◆ **Try it**: A word-for-word restatement of every entry is what is needed here.

◆ **Recorded information**:
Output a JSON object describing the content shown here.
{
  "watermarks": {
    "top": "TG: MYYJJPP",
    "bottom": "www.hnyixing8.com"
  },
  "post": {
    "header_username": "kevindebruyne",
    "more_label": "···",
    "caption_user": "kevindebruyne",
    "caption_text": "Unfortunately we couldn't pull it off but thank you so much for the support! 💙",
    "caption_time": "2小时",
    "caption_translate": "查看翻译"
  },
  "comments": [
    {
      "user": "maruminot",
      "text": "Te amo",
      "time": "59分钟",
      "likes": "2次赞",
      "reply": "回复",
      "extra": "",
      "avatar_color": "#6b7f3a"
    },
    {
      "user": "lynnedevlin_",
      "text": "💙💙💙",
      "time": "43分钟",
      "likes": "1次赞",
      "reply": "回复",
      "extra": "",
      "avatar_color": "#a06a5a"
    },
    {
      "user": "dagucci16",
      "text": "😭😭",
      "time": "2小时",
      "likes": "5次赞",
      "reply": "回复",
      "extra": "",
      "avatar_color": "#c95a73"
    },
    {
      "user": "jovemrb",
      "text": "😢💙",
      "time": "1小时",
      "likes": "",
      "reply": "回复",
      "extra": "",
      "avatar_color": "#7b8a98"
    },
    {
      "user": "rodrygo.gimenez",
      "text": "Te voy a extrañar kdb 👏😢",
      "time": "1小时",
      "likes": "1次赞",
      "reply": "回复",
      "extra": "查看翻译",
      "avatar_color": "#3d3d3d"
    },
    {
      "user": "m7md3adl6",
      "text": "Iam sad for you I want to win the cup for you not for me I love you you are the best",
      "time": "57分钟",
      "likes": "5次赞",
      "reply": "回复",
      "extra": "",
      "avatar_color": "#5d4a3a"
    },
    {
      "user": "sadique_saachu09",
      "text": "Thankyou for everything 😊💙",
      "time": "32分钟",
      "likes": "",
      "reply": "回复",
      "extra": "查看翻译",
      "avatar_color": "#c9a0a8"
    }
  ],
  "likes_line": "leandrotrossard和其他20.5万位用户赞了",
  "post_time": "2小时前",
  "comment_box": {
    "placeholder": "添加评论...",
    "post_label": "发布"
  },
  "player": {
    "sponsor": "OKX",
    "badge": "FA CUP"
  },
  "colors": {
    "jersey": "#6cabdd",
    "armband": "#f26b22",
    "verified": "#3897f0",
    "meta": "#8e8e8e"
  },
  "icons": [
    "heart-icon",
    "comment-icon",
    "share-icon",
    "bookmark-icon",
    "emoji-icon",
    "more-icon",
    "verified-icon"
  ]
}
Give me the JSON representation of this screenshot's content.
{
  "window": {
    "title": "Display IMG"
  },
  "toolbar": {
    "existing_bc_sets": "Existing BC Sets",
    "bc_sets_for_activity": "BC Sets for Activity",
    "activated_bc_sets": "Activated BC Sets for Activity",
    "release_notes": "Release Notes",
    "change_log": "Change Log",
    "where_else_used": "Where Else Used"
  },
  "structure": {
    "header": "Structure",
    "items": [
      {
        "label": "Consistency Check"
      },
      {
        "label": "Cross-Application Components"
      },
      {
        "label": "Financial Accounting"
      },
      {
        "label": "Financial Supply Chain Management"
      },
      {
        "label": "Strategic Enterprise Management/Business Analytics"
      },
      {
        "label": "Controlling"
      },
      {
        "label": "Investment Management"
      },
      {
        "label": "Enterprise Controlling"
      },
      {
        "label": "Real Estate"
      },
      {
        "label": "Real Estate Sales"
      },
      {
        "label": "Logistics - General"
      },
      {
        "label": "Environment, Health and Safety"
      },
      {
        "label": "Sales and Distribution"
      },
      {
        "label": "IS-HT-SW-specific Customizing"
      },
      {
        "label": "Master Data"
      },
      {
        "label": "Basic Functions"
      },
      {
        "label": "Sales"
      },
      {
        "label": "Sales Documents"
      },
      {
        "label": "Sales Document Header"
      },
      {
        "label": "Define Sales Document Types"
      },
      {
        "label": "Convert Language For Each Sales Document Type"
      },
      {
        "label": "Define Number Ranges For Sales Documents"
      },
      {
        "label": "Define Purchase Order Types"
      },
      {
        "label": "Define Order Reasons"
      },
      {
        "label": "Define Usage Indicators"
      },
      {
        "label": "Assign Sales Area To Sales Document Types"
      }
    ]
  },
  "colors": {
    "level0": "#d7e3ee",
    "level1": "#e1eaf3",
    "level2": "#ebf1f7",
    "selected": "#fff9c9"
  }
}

◆ **Written solution**:
Output a JSON object describing the content shown here.
{
  "watermarks": {
    "top": "TG: MYYJJPP",
    "bottom": "www.hnyixing8.com"
  },
  "post": {
    "header_username": "kevindebruyne",
    "more_label": "···",
    "caption_user": "kevindebruyne",
    "caption_text": "Unfortunately we couldn't pull it off but thank you so much for the support! 💙",
    "caption_time": "2小时",
    "caption_translate": "查看翻译"
  },
  "comments": [
    {
      "user": "maruminot",
      "text": "Te amo",
      "time": "59分钟",
      "likes": "2次赞",
      "reply": "回复",
      "extra": "",
      "avatar_color": "#6b7f3a"
    },
    {
      "user": "lynnedevlin_",
      "text": "💙💙💙",
      "time": "43分钟",
      "likes": "1次赞",
      "reply": "回复",
      "extra": "",
      "avatar_color": "#a06a5a"
    },
    {
      "user": "dagucci16",
      "text": "😭😭",
      "time": "2小时",
      "likes": "5次赞",
      "reply": "回复",
      "extra": "",
      "avatar_color": "#c95a73"
    },
    {
      "user": "jovemrb",
      "text": "😢💙",
      "time": "1小时",
      "likes": "",
      "reply": "回复",
      "extra": "",
      "avatar_color": "#7b8a98"
    },
    {
      "user": "rodrygo.gimenez",
      "text": "Te voy a extrañar kdb 👏😢",
      "time": "1小时",
      "likes": "1次赞",
      "reply": "回复",
      "extra": "查看翻译",
      "avatar_color": "#3d3d3d"
    },
    {
      "user": "m7md3adl6",
      "text": "Iam sad for you I want to win the cup for you not for me I love you you are the best",
      "time": "57分钟",
      "likes": "5次赞",
      "reply": "回复",
      "extra": "",
      "avatar_color": "#5d4a3a"
    },
    {
      "user": "sadique_saachu09",
      "text": "Thankyou for everything 😊💙",
      "time": "32分钟",
      "likes": "",
      "reply": "回复",
      "extra": "查看翻译",
      "avatar_color": "#c9a0a8"
    }
  ],
  "likes_line": "leandrotrossard和其他20.5万位用户赞了",
  "post_time": "2小时前",
  "comment_box": {
    "placeholder": "添加评论...",
    "post_label": "发布"
  },
  "player": {
    "sponsor": "OKX",
    "badge": "FA CUP"
  },
  "colors": {
    "jersey": "#6cabdd",
    "armband": "#f26b22",
    "verified": "#3897f0",
    "meta": "#8e8e8e"
  },
  "icons": [
    "heart-icon",
    "comment-icon",
    "share-icon",
    "bookmark-icon",
    "emoji-icon",
    "more-icon",
    "verified-icon"
  ]
}
Give me the JSON representation of this screenshot's content.
{
  "window": {
    "title": "Display IMG"
  },
  "toolbar": {
    "existing_bc_sets": "Existing BC Sets",
    "bc_sets_for_activity": "BC Sets for Activity",
    "activated_bc_sets": "Activated BC Sets for Activity",
    "release_notes": "Release Notes",
    "change_log": "Change Log",
    "where_else_used": "Where Else Used"
  },
  "structure": {
    "header": "Structure",
    "items": [
      {
        "label": "Consistency Check"
      },
      {
        "label": "Cross-Application Components"
      },
      {
        "label": "Financial Accounting"
      },
      {
        "label": "Financial Supply Chain Management"
      },
      {
        "label": "Strategic Enterprise Management/Business Analytics"
      },
      {
        "label": "Controlling"
      },
      {
        "label": "Investment Management"
      },
      {
        "label": "Enterprise Controlling"
      },
      {
        "label": "Real Estate"
      },
      {
        "label": "Real Estate Sales"
      },
      {
        "label": "Logistics - General"
      },
      {
        "label": "Environment, Health and Safety"
      },
      {
        "label": "Sales and Distribution"
      },
      {
        "label": "IS-HT-SW-specific Customizing"
      },
      {
        "label": "Master Data"
      },
      {
        "label": "Basic Functions"
      },
      {
        "label": "Sales"
      },
      {
        "label": "Sales Documents"
      },
      {
        "label": "Sales Document Header"
      },
      {
        "label": "Define Sales Document Types"
      },
      {
        "label": "Convert Language For Each Sales Document Type"
      },
      {
        "label": "Define Number Ranges For Sales Documents"
      },
      {
        "label": "Define Purchase Order Types"
      },
      {
        "label": "Define Order Reasons"
      },
      {
        "label": "Define Usage Indicators"
      },
      {
        "label": "Assign Sales Area To Sales Document Types"
      }
    ]
  },
  "colors": {
    "level0": "#d7e3ee",
    "level1": "#e1eaf3",
    "level2": "#ebf1f7",
    "selected": "#fff9c9"
  }
}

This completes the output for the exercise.